Alan I. Abramowitz has a post at Larry J. Sabato’s Crystal Ball that should be required reading for Democratic Senate Leadership. Abramowitz, senior editor at the Crystal Ball and a TDS contributor, makes a tight case that the time has come for Democrats to change Senate rules, so America will no longer be held hostage by the filibuster. First, he sets the stage, reviewing Democratic prospects for overcoming the filibuster under current rules
…While Democrats have a good chance of retaining control of the Senate in the next two election cycles, their majority is almost certain to be reduced.
In 2010 Republicans will be defending 19 of the 38 seats that are up for election so their opportunities for gains will be limited. In 2012, however, Republicans will have a much better chance to recoup some of the losses that they suffered in the 2006 and 2008 elections because Democrats will have to defend 24 of the 33 seats that will be up for election.

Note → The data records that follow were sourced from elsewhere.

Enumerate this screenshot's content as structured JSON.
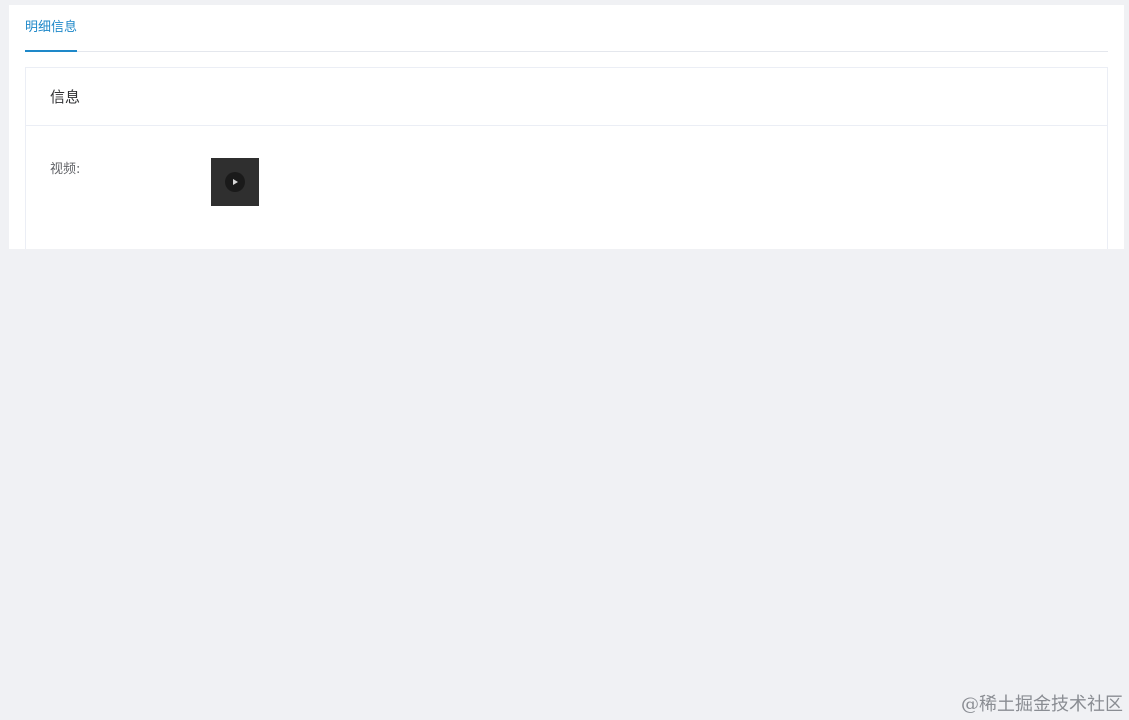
{
  "tabs": [
    {
      "label": "明细信息",
      "active": true
    }
  ],
  "card": {
    "title": "信息",
    "fields": [
      {
        "label": "视频:",
        "type": "video-thumbnail",
        "icon": "play-icon"
      }
    ]
  },
  "watermark": "@稀土掘金技术社区",
  "colors": {
    "accent": "#1e88c9",
    "page_background": "#f0f1f4",
    "panel_background": "#ffffff",
    "video_thumbnail": "#2f2f2f"
  }
}
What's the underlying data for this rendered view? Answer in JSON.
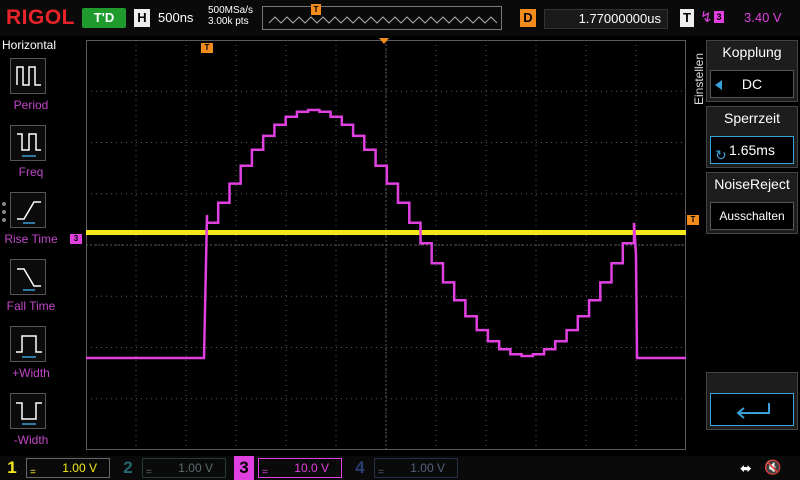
{
  "header": {
    "brand": "RIGOL",
    "run_status": "T'D",
    "horizontal_label": "H",
    "timebase": "500ns",
    "sample_rate": "500MSa/s",
    "memory_depth": "3.00k pts",
    "trigger_pos_marker": "T",
    "delay_label": "D",
    "delay_value": "1.77000000us",
    "trigger_label": "T",
    "trigger_source": "3",
    "trigger_level": "3.40 V"
  },
  "left_panel": {
    "title": "Horizontal",
    "items": [
      {
        "label": "Period",
        "icon": "period-icon"
      },
      {
        "label": "Freq",
        "icon": "frequency-icon"
      },
      {
        "label": "Rise Time",
        "icon": "rise-time-icon"
      },
      {
        "label": "Fall Time",
        "icon": "fall-time-icon"
      },
      {
        "label": "+Width",
        "icon": "positive-width-icon"
      },
      {
        "label": "-Width",
        "icon": "negative-width-icon"
      }
    ]
  },
  "right_panel": {
    "menu_title": "Einstellen",
    "coupling_title": "Kopplung",
    "coupling_value": "DC",
    "holdoff_title": "Sperrzeit",
    "holdoff_value": "1.65ms",
    "noise_title": "NoiseReject",
    "noise_value": "Ausschalten"
  },
  "grid_markers": {
    "trigger_time": "T",
    "ch3_ground": "3",
    "trigger_level": "T"
  },
  "channels": [
    {
      "num": "1",
      "coupling": "=",
      "scale": "1.00 V",
      "color": "#f4e81c",
      "active": true
    },
    {
      "num": "2",
      "coupling": "=",
      "scale": "1.00 V",
      "color": "#2fb8c0",
      "active": false
    },
    {
      "num": "3",
      "coupling": "=",
      "scale": "10.0 V",
      "color": "#e040e0",
      "active": true
    },
    {
      "num": "4",
      "coupling": "=",
      "scale": "1.00 V",
      "color": "#3a6dd8",
      "active": false
    }
  ],
  "colors": {
    "ch1": "#f4e81c",
    "ch3": "#e040e0",
    "trigger": "#f18b1e",
    "accent": "#3aa0d8",
    "grid": "#5a5a5a"
  }
}
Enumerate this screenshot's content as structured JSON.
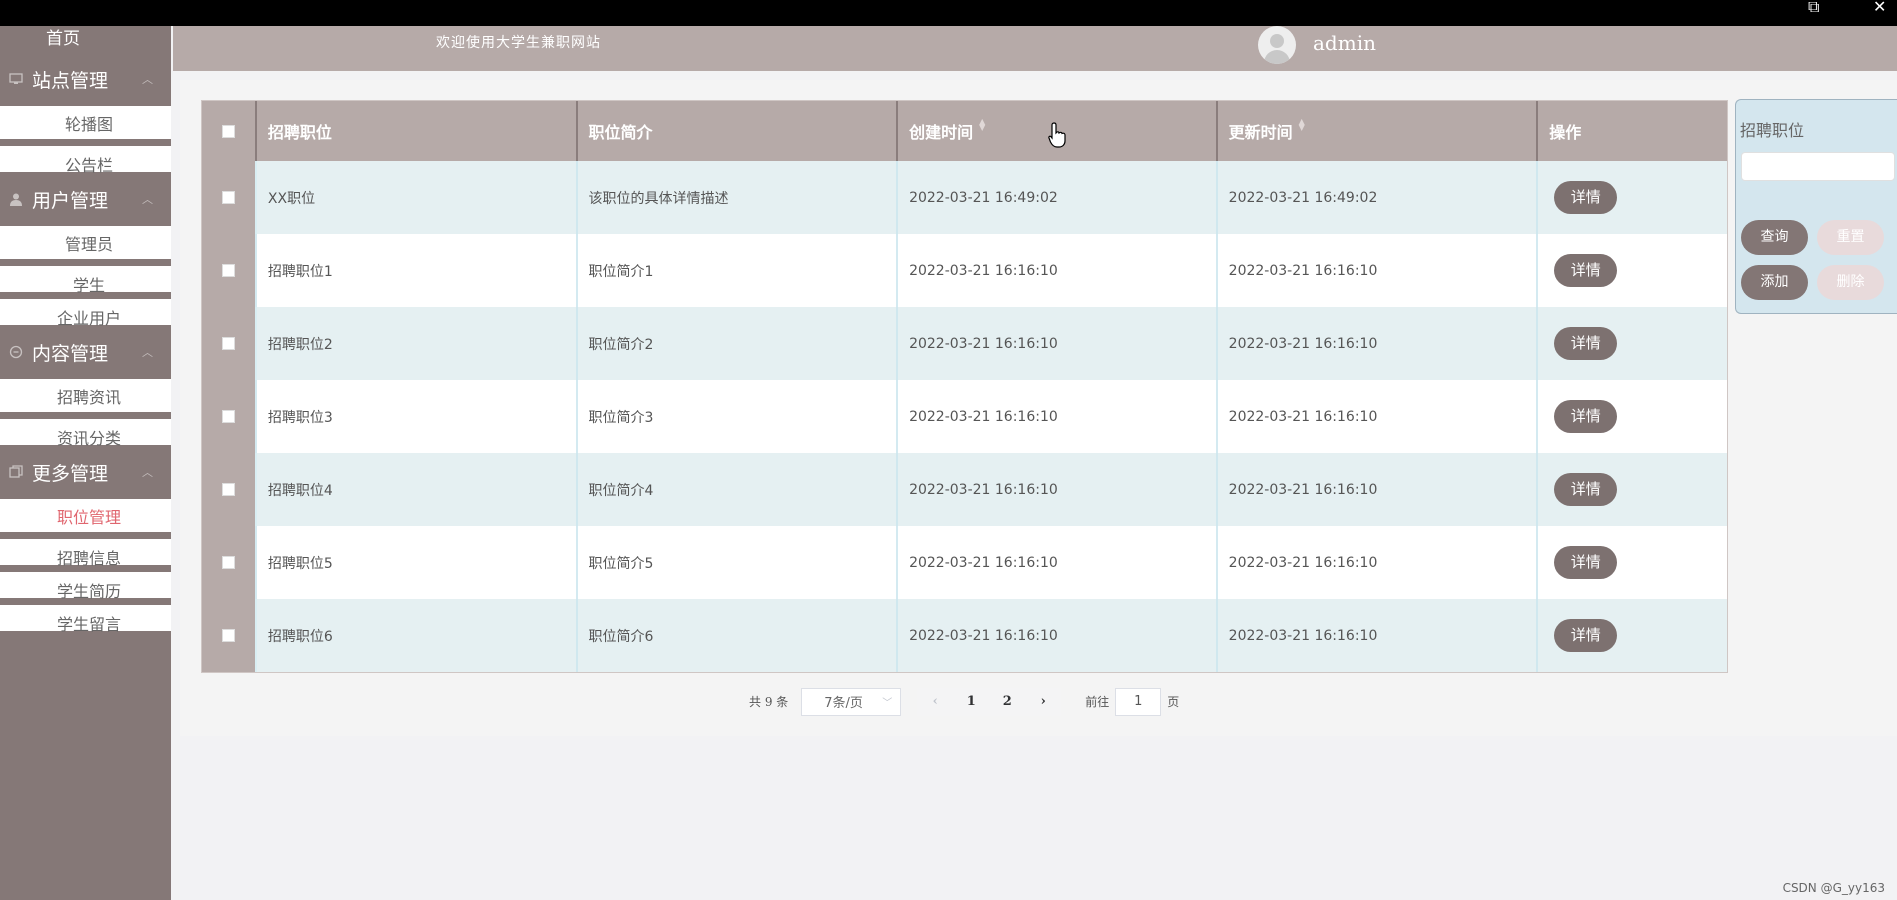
{
  "window": {
    "restore_glyph": "⧉",
    "close_glyph": "✕"
  },
  "sidebar": {
    "home": "首页",
    "groups": [
      {
        "label": "站点管理",
        "icon": "monitor-icon",
        "items": [
          "轮播图",
          "公告栏"
        ]
      },
      {
        "label": "用户管理",
        "icon": "user-icon",
        "items": [
          "管理员",
          "学生",
          "企业用户"
        ]
      },
      {
        "label": "内容管理",
        "icon": "chat-icon",
        "items": [
          "招聘资讯",
          "资讯分类"
        ]
      },
      {
        "label": "更多管理",
        "icon": "copy-icon",
        "items": [
          "职位管理",
          "招聘信息",
          "学生简历",
          "学生留言"
        ]
      }
    ],
    "active_item": "职位管理"
  },
  "header": {
    "welcome": "欢迎使用大学生兼职网站",
    "username": "admin"
  },
  "table": {
    "columns": [
      "招聘职位",
      "职位简介",
      "创建时间",
      "更新时间",
      "操作"
    ],
    "rows": [
      {
        "title": "XX职位",
        "intro": "该职位的具体详情描述",
        "created": "2022-03-21 16:49:02",
        "updated": "2022-03-21 16:49:02",
        "action": "详情"
      },
      {
        "title": "招聘职位1",
        "intro": "职位简介1",
        "created": "2022-03-21 16:16:10",
        "updated": "2022-03-21 16:16:10",
        "action": "详情"
      },
      {
        "title": "招聘职位2",
        "intro": "职位简介2",
        "created": "2022-03-21 16:16:10",
        "updated": "2022-03-21 16:16:10",
        "action": "详情"
      },
      {
        "title": "招聘职位3",
        "intro": "职位简介3",
        "created": "2022-03-21 16:16:10",
        "updated": "2022-03-21 16:16:10",
        "action": "详情"
      },
      {
        "title": "招聘职位4",
        "intro": "职位简介4",
        "created": "2022-03-21 16:16:10",
        "updated": "2022-03-21 16:16:10",
        "action": "详情"
      },
      {
        "title": "招聘职位5",
        "intro": "职位简介5",
        "created": "2022-03-21 16:16:10",
        "updated": "2022-03-21 16:16:10",
        "action": "详情"
      },
      {
        "title": "招聘职位6",
        "intro": "职位简介6",
        "created": "2022-03-21 16:16:10",
        "updated": "2022-03-21 16:16:10",
        "action": "详情"
      }
    ]
  },
  "pagination": {
    "total": "共 9 条",
    "page_size": "7条/页",
    "prev": "‹",
    "pages": [
      "1",
      "2"
    ],
    "next": "›",
    "goto_prefix": "前往",
    "goto_value": "1",
    "goto_suffix": "页"
  },
  "search": {
    "label": "招聘职位",
    "input_value": "",
    "buttons": {
      "query": "查询",
      "reset": "重置",
      "add": "添加",
      "delete": "删除"
    }
  },
  "watermark": "CSDN @G_yy163",
  "colors": {
    "sidebar": "#857877",
    "header": "#b6aaa8",
    "active": "#e0666f",
    "row_alt": "#e5f0f2",
    "search_panel": "#d4e6ee"
  }
}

The results of the 2010 and 2012 Senate elections will depend on the national political climate when those elections take place. In the long run, however, Democrats will probably find it very difficult to maintain anything close to a 60-seat majority in the Senate. Since the end of World War II, Senate majorities of 60 or larger have been unusual and the current 60-seat Democratic majority represents a sharp break with the recent pattern of relatively small majorities. While Democrats now enjoy an edge in party identification in the electorate, their advantage among regular voters is fairly small. Moreover, at least 22 of the 60 Democratic Senate seats would appear to be highly vulnerable. Democrats currently hold 11 Senate seats in states that were carried by the Republican Party in all three presidential elections since 2000 as well as 11 seats in states that were carried by the Republicans in two of these three elections. In contrast, Republicans hold only two seats in states that were carried by the Democratic Party in all three presidential elections and only two additional seats in states that were carried by the Democrats in two of these elections.
Abramowitz explains further that the “small state bias” favors Republicans since Dems are disproportionately concentrated in major urban areas in the large states. Dems do currently hold 11 of 24 seats of the 12 small states, Abramowitz notes, but this is likely to diminish in the next elections. He then concludes:
A reduced Democratic majority will make it almost impossible to invoke cloture. This leaves progressive Democrats with two options: try to build bipartisan coalitions or change the Senate’s rules. Bipartisanship is very popular with many Washington political insiders. However, given the deep ideological divide that separates the two parties, bipartisanship is simply not a viable option in today’s Senate. In a Senate with a narrow Democratic majority, the swing vote on cloture would not be moderate Maine Sen. Olympia Snowe. It would be someone like conservative Kansas Sen. Sam Brownback. In order to gain enough Republican votes to invoke cloture, progressive Democrats would have to abandon many of their key policy commitments.
A reduced Democratic majority would leave only one viable option for progressives to save their policy agenda: change the Senate’s rules to end the filibuster. Short of a constitutional amendment, nothing can be done about the small state, Republican bias of the Senate. But the Senate’s rules can be changed by a simple majority vote. All it takes is the political will to drag the Senate kicking and screaming into the 21st century.
Clearly this is a challenge that must be met by reform-minded Democrats sooner, than later — or we may not get another chance for decades.